ABOUT THIS EXERCISE
In the records below, find each line with "JSON" and copy it.

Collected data
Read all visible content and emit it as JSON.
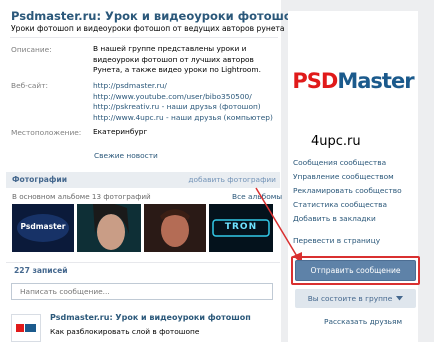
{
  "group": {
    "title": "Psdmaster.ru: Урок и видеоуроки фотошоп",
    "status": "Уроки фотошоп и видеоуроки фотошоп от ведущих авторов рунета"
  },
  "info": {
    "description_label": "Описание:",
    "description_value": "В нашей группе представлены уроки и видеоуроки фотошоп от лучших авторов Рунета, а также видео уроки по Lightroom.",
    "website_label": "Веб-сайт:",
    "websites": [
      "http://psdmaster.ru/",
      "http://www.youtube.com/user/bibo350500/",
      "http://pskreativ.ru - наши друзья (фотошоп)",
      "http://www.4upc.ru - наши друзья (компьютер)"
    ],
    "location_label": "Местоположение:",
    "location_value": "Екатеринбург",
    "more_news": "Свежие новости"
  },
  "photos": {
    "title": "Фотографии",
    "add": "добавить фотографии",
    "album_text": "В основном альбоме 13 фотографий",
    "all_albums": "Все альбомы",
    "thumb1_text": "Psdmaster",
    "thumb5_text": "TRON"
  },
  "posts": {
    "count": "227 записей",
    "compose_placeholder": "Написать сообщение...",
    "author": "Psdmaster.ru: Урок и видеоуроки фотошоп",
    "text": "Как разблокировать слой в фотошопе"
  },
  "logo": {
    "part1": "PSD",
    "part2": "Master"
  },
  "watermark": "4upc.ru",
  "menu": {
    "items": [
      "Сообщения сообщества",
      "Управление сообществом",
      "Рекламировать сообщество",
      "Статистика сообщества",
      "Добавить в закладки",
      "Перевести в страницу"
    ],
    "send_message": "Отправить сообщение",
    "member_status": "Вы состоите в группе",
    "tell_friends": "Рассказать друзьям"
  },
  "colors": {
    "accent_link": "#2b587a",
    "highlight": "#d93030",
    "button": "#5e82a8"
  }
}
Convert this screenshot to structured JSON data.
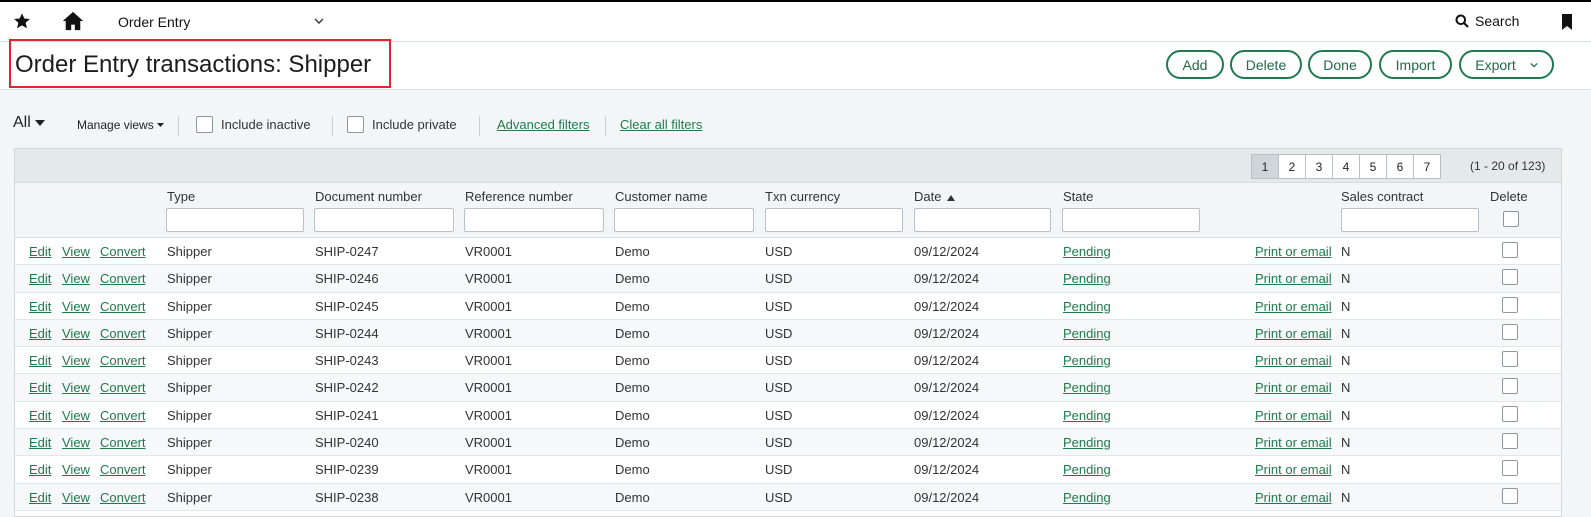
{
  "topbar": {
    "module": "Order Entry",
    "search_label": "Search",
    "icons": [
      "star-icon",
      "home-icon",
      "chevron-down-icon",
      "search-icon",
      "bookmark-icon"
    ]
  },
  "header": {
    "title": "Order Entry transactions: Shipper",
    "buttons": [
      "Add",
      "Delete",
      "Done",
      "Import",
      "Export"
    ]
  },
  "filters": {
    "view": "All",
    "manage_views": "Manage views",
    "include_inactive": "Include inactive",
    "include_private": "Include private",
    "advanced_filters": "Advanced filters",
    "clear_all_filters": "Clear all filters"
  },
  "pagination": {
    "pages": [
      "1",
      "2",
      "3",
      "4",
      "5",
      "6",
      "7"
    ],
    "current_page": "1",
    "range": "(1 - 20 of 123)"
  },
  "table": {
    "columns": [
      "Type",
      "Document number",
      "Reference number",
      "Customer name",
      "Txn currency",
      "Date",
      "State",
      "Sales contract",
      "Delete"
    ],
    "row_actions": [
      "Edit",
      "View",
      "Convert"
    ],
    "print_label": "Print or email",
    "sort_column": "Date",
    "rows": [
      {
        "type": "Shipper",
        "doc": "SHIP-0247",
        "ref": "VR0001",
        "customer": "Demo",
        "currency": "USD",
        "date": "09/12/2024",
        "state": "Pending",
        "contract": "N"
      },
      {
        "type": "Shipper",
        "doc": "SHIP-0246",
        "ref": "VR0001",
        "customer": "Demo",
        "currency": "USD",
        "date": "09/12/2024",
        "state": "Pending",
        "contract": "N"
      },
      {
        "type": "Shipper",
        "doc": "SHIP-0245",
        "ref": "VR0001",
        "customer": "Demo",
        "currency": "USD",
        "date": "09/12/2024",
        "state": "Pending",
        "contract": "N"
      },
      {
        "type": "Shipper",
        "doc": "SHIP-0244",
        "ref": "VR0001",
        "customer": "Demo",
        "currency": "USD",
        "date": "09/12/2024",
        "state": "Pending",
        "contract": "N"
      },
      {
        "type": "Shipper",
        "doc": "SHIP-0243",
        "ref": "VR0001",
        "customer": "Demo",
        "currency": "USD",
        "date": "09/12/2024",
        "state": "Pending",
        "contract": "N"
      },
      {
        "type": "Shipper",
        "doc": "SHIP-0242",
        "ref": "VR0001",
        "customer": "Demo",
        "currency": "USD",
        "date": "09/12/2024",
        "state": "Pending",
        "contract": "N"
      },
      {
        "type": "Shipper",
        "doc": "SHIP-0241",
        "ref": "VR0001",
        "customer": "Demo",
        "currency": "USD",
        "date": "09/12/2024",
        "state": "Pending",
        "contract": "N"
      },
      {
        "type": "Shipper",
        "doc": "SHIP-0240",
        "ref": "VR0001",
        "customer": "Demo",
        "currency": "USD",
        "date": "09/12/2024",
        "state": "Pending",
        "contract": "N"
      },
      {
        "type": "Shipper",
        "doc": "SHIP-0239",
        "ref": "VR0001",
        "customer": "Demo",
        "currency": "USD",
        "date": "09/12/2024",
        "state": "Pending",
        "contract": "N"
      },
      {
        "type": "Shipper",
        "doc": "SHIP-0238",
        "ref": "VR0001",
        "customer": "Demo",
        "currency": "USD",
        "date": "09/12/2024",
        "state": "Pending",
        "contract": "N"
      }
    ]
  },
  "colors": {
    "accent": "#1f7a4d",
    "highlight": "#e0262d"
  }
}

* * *

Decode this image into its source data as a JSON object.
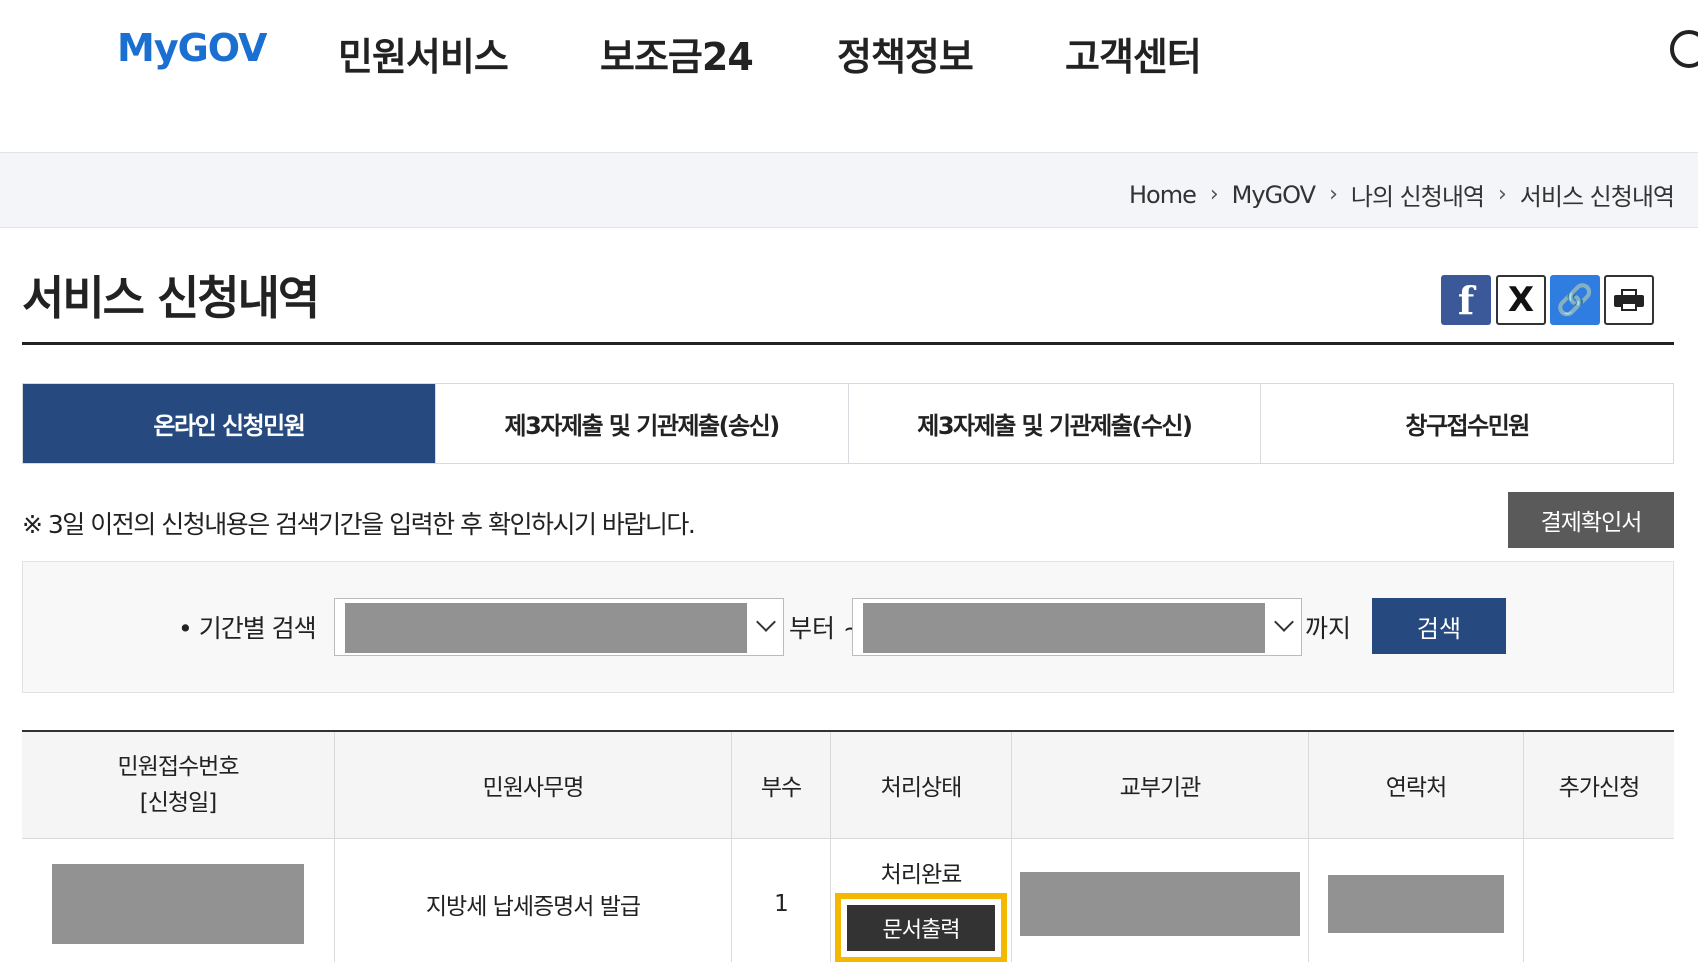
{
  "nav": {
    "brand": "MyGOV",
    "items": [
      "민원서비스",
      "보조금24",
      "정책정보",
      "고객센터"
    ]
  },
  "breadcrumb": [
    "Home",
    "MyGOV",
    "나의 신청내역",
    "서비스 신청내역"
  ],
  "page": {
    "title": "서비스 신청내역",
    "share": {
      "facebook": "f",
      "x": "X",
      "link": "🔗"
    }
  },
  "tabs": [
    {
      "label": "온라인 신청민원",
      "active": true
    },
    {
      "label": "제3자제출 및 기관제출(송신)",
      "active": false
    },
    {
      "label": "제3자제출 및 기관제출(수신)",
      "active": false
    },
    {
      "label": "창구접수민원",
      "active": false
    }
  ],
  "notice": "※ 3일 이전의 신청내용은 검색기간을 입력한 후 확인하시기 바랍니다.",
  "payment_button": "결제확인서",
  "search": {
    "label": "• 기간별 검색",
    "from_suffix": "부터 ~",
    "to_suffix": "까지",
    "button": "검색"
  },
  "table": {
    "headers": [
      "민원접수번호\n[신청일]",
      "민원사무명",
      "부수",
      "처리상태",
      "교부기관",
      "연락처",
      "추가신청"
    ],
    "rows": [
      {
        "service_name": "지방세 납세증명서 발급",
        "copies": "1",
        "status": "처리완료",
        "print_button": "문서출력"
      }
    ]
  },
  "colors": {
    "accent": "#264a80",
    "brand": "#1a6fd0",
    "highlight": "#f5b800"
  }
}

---

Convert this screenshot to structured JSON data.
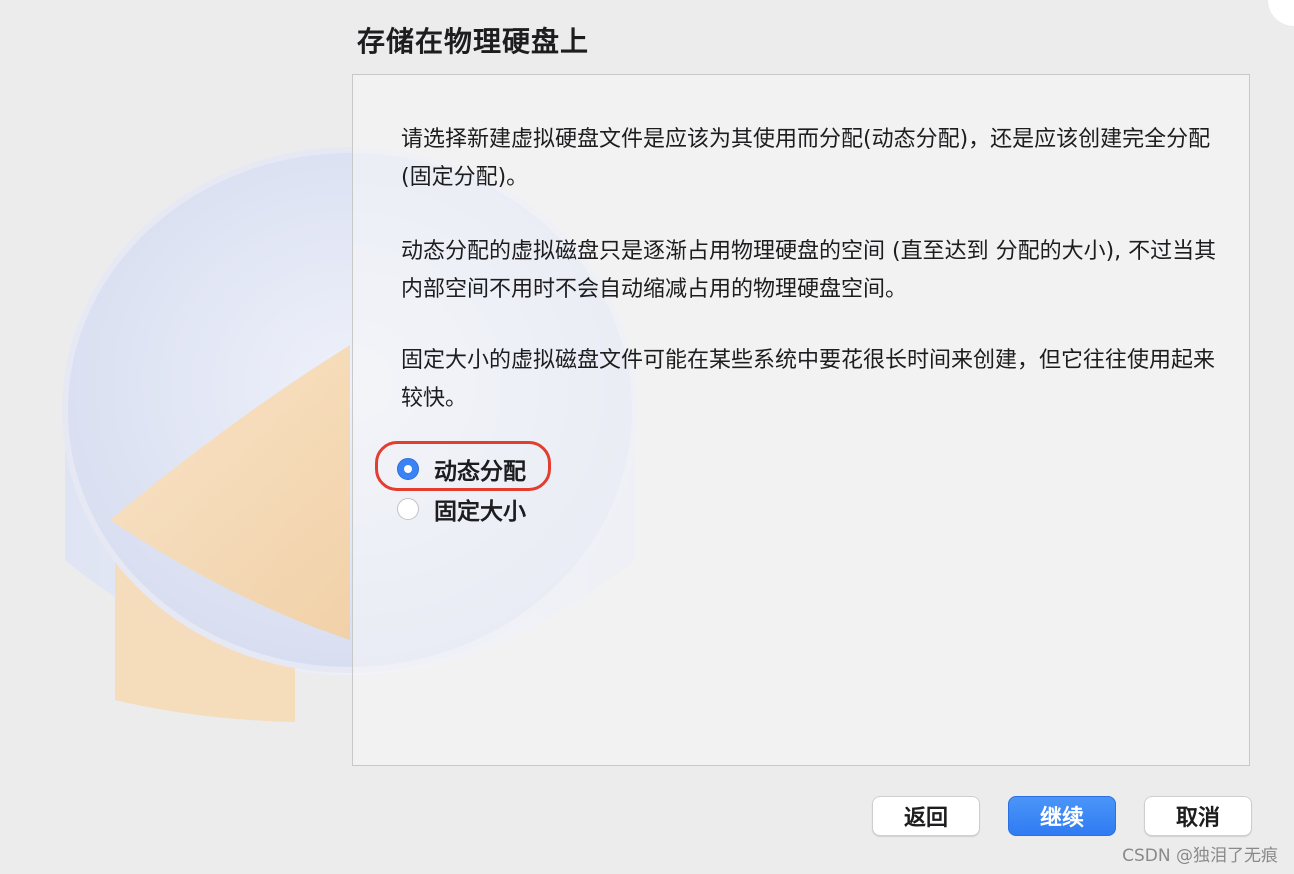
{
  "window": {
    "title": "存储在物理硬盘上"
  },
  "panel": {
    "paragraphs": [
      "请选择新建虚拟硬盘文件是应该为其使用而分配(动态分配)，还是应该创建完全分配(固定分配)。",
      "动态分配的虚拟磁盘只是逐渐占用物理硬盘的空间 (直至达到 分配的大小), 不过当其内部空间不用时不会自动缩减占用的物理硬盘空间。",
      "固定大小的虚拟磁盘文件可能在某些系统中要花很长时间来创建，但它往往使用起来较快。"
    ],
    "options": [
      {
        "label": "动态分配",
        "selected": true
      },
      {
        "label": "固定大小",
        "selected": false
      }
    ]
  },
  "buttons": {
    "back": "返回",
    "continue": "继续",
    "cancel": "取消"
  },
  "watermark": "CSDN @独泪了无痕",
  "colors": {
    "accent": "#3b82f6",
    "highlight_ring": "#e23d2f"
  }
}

RESPONSE
Read all visible content and emit it as JSON.
Convert this screenshot to structured JSON data.
Decode this image into its source data as a JSON object.
Convert this screenshot to structured JSON data.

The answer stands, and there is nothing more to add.